What You Need To Know. When faced with a discrimination claim, employers need evidence showing how employees were treated fairly and consistently. A thorough investigation into employee misconduct and well documented disciplinary warnings will help significantly if a court has to review a termination.
In the Metelus case, three nursing assistants were terminated for refusing a supervisor’s request that they work on another floor to meet patient demand. The nursing assistants threatened to walk off the job if ordered to change floors. Instead of disciplining the three employees on the spot, Wingate’s Nursing Director promptly conducted a thorough investigation. Continue reading →
On October 22, 2013, the United States District Court in Boston issued a decision discussing who is the “employer” in a multi-party employment situation. The case, Blanco v. United Comb and Novelty Corporation, involves allegations that employees were not properly paid overtime and is discussed below.
What You Need To Know. Obtaining labor through a staffing company or through a separate corporate entity will not shield you from wage and hour violations involving the people who do your company’s work. Even if a company is not technically responsible for the wage and hour violation as an employer, the company may be held responsible for aiding and abetting if it is aware that workers are not being paid their proper wages. Accordingly, a company should make sure all workers performing services for it are being properly paid under state and federal wage and hour laws.
In the case, Isidoro Blanco worked for United Comb through a staffing agency.
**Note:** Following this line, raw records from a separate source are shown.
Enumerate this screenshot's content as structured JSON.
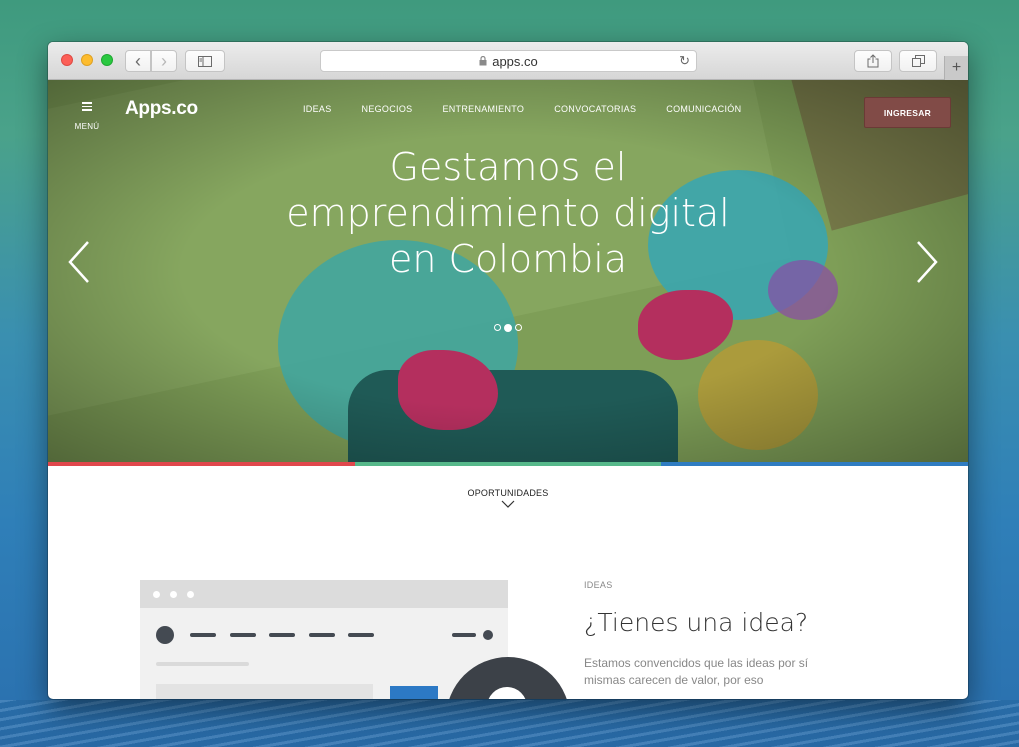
{
  "browser": {
    "url": "apps.co",
    "back_icon": "‹",
    "forward_icon": "›",
    "reload_icon": "↻",
    "lock_icon": "🔒",
    "new_tab_icon": "+"
  },
  "site": {
    "menu_label": "MENÚ",
    "logo": "Apps.co",
    "nav": [
      "IDEAS",
      "NEGOCIOS",
      "ENTRENAMIENTO",
      "CONVOCATORIAS",
      "COMUNICACIÓN"
    ],
    "login_label": "INGRESAR"
  },
  "hero": {
    "title_lines": [
      "Gestamos el",
      "emprendimiento digital",
      "en Colombia"
    ],
    "slides": 3,
    "active_slide": 2
  },
  "strip_colors": [
    "#e0474c",
    "#56b88a",
    "#2f7cc1"
  ],
  "opportunities": {
    "label": "OPORTUNIDADES"
  },
  "ideas": {
    "tag": "IDEAS",
    "title": "¿Tienes una idea?",
    "text": "Estamos convencidos que las ideas por sí mismas carecen de valor, por eso"
  }
}
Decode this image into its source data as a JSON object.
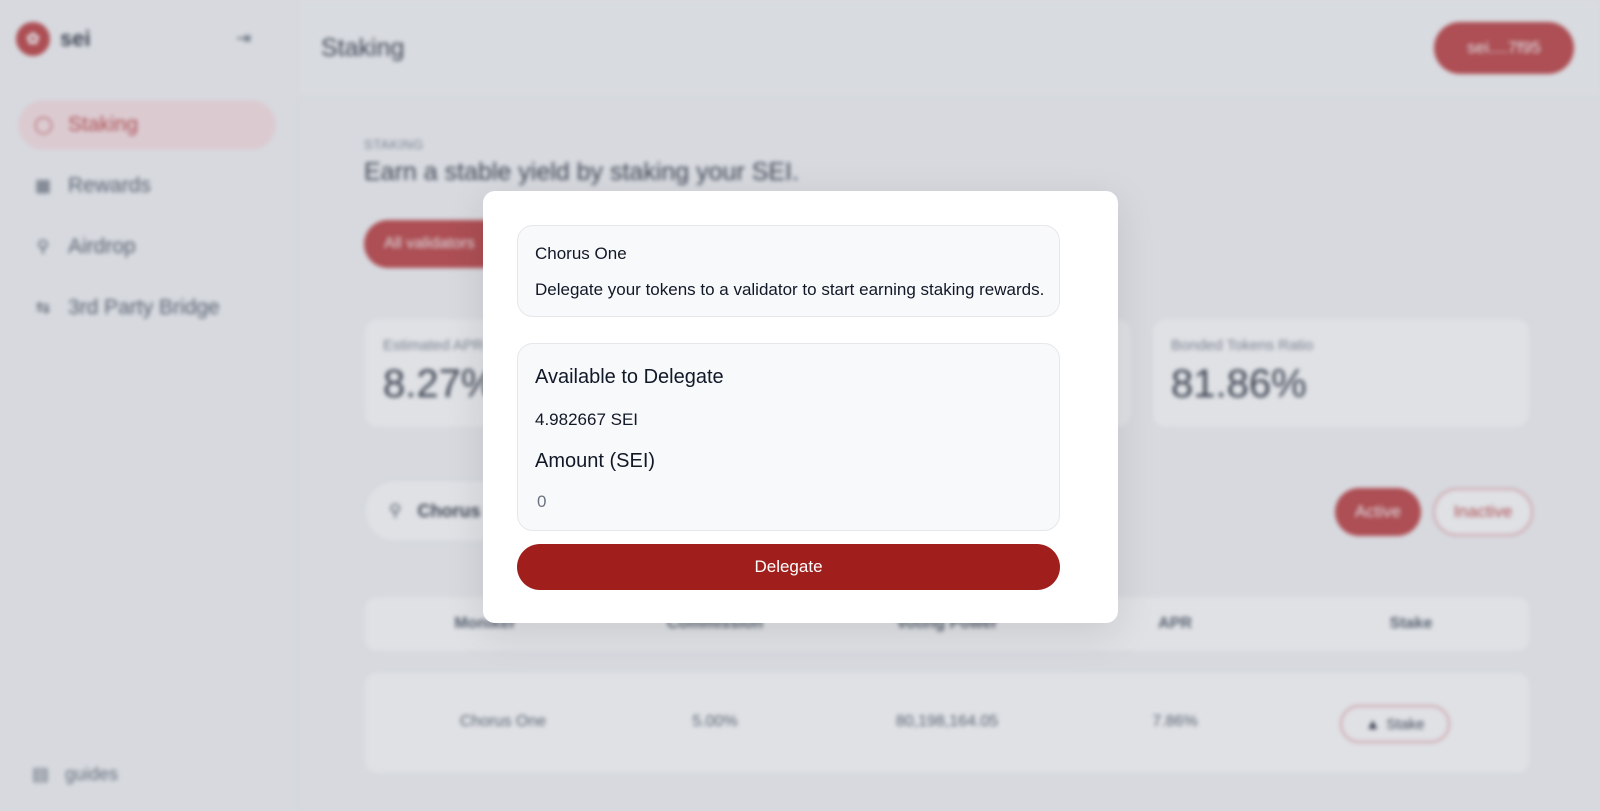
{
  "app": {
    "logo_text": "sei",
    "logo_icon": "sei-logo-icon",
    "collapse_icon": "sidebar-collapse-icon",
    "accent": "#b5282a"
  },
  "sidebar": {
    "items": [
      {
        "label": "Staking",
        "icon": "coins-icon",
        "active": true
      },
      {
        "label": "Rewards",
        "icon": "gift-icon",
        "active": false
      },
      {
        "label": "Airdrop",
        "icon": "parachute-icon",
        "active": false
      },
      {
        "label": "3rd Party Bridge",
        "icon": "swap-arrows-icon",
        "active": false
      }
    ],
    "footer_label": "guides"
  },
  "header": {
    "title": "Staking",
    "wallet_label": "sei....7f95"
  },
  "main": {
    "eyebrow": "STAKING",
    "headline": "Earn a stable yield by staking your SEI.",
    "filter_label": "All validators",
    "stats": [
      {
        "label": "Estimated APR",
        "value": "8.27%"
      },
      {
        "label": "Bonded Tokens Ratio",
        "value": "81.86%"
      }
    ],
    "search_value": "Chorus",
    "toggle_active": "Active",
    "toggle_inactive": "Inactive",
    "table": {
      "columns": [
        "Moniker",
        "Commission",
        "Voting Power",
        "APR",
        "Stake"
      ],
      "rows": [
        {
          "moniker": "Chorus One",
          "commission": "5.00%",
          "voting_power": "80,198,164.05",
          "apr": "7.86%",
          "action": "Stake"
        }
      ]
    }
  },
  "modal": {
    "validator_name": "Chorus One",
    "info_text": "Delegate your tokens to a validator to start earning staking rewards.",
    "available_label": "Available to Delegate",
    "available_value": "4.982667 SEI",
    "amount_label": "Amount (SEI)",
    "amount_placeholder": "0",
    "amount_value": "",
    "delegate_label": "Delegate",
    "button_color": "#a01f1d"
  }
}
Blanco brought suit against multiple companies alleging violation of state and federal wage laws. Continue reading →